In terms of the call for economic liberalization, the evidence appears even less supportive; in a number of authoritative studies, the conclusion is that it is the country's own absorptive capacity -- defined variously as its domestic ability to create capital, institutional stability, macroeconomic strength, and efficiency in applying technology transfers --- rather than legal limits on investment that determine its ability to attract foreign direct investment.4
While the conclusions of research on economic liberalization tend to support the Administration's view that institutional rather than structural initiatives are a more likely path to creating inclusive growth, facts on the ground suggest a distinct set of constraints. Assuming Aquino's efforts are bearing fruit, there is now a clear deadline for significant improvements: In 2015 -- just over 18 months from now -- the ASEAN Free Trade Area (AFTA) agreement will come into full effect, eliminating most tariffs on trade within the 10-nation Southeast Asian bloc; 2015 will also mark the end of the US-backed Millennium Development Challenge, with the Philippines' performance in eight broad areas being a significant determining factor in future development aid.
In short, Aquino's institutional approach faces a significant time-constraint, and it is far from sure whether there will be any significant 'trickle down' of the recent boom any time soon, while the vagaries of the constitutional approach -- a point not lost on the Filipino president himself -- make it impracticable at best.

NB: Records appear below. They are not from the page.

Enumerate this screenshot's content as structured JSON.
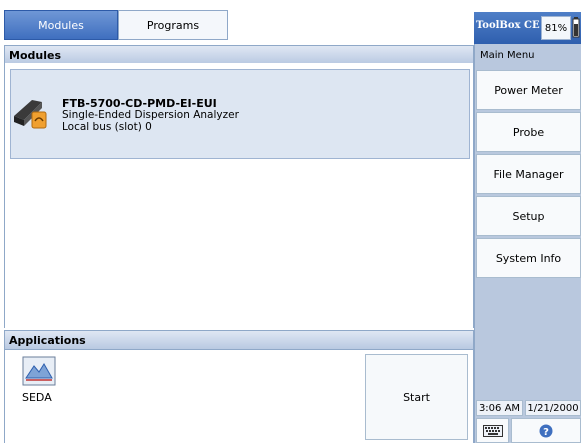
{
  "tabs": [
    {
      "label": "Modules",
      "active": true
    },
    {
      "label": "Programs",
      "active": false
    }
  ],
  "modules_section": {
    "title": "Modules",
    "module": {
      "name": "FTB-5700-CD-PMD-EI-EUI",
      "description": "Single-Ended Dispersion Analyzer",
      "location": "Local bus (slot) 0",
      "icon": "module-card-icon"
    }
  },
  "applications_section": {
    "title": "Applications",
    "apps": [
      {
        "label": "SEDA",
        "icon": "seda-app-icon"
      }
    ],
    "start_label": "Start"
  },
  "right_panel": {
    "brand": "ToolBox CE",
    "battery": "81%",
    "menu_title": "Main Menu",
    "menu_items": [
      "Power Meter",
      "Probe",
      "File Manager",
      "Setup",
      "System Info"
    ],
    "time": "3:06 AM",
    "date": "1/21/2000",
    "bottom_icons": [
      "keyboard-icon",
      "help-icon"
    ]
  },
  "colors": {
    "accent": "#3f6fbf",
    "header_bg": "#c9d6ea",
    "panel_bg": "#b9c8de",
    "module_bg": "#dde6f2"
  }
}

Realistically speaking, 18 months is simply not enough time to implement wholesale changes in the system of government, nor would the impact of increased investment -- making the big but doubtful assumption that (a) relaxation of constitutional restrictions on foreign ownership and (b) liberalization would, ceteris paribus, be consequential -- be likely to be noticed within that timeframe.
In this light, the right "reform debate" should ideally evolve from correlative references to academic work to a discussion closely examining the Philippine context, featuring less invasive, short-term, consequential solutions for economic inclusiveness and capacity building.
Although there is no shortage of ideas, perhaps even too many to go around, facts on the ground suggest that we are yet to raise the right questions.
1 J. Gerring, S.C. Thacker, and C. Moreno (2005), "Centripetal Democratic Governance: A Theory and Global Inquiry". The American Political Science Review, 99(4), pp. 567-581.
2Gerring, et al. (2009), "Are Parliamentary Systems Better?" Comparative Political Studies, 42(3), pp. 327-359.
3 C. Kotsogiannis, and R. Schwager (2005), "On the incentives to experiment in federations". Journal of Urban Economics, 60(3), pp. 484-497.
4See B.A. Blonigen, and J. Piger (2011), "Determinants of Foreign Direct Investment". National Bureau of Economic Research Working Paper 16704, January 2011; K.E. Meyer, S. Estrin, S.K. Bhaumik, and M.W. Peng (2009), "Institutions, resources and entry strategies in emerging economies". Strategic Management Journal, 30(1), pp. 61-80; D. Toulaboe, R. Terry, and T. Johansen (2009), "Foreign Direct investment and Economic Growth In Developing Countries". Southwestern Economic Review, 36, pp. 155-170; and J.P. Walsh, and J. Yu (2010), "Determinants of Foreign Direct Investment: A Sectoral and Institutional Approach". International Monetary Fund Working Paper WP/10/187, July 2010.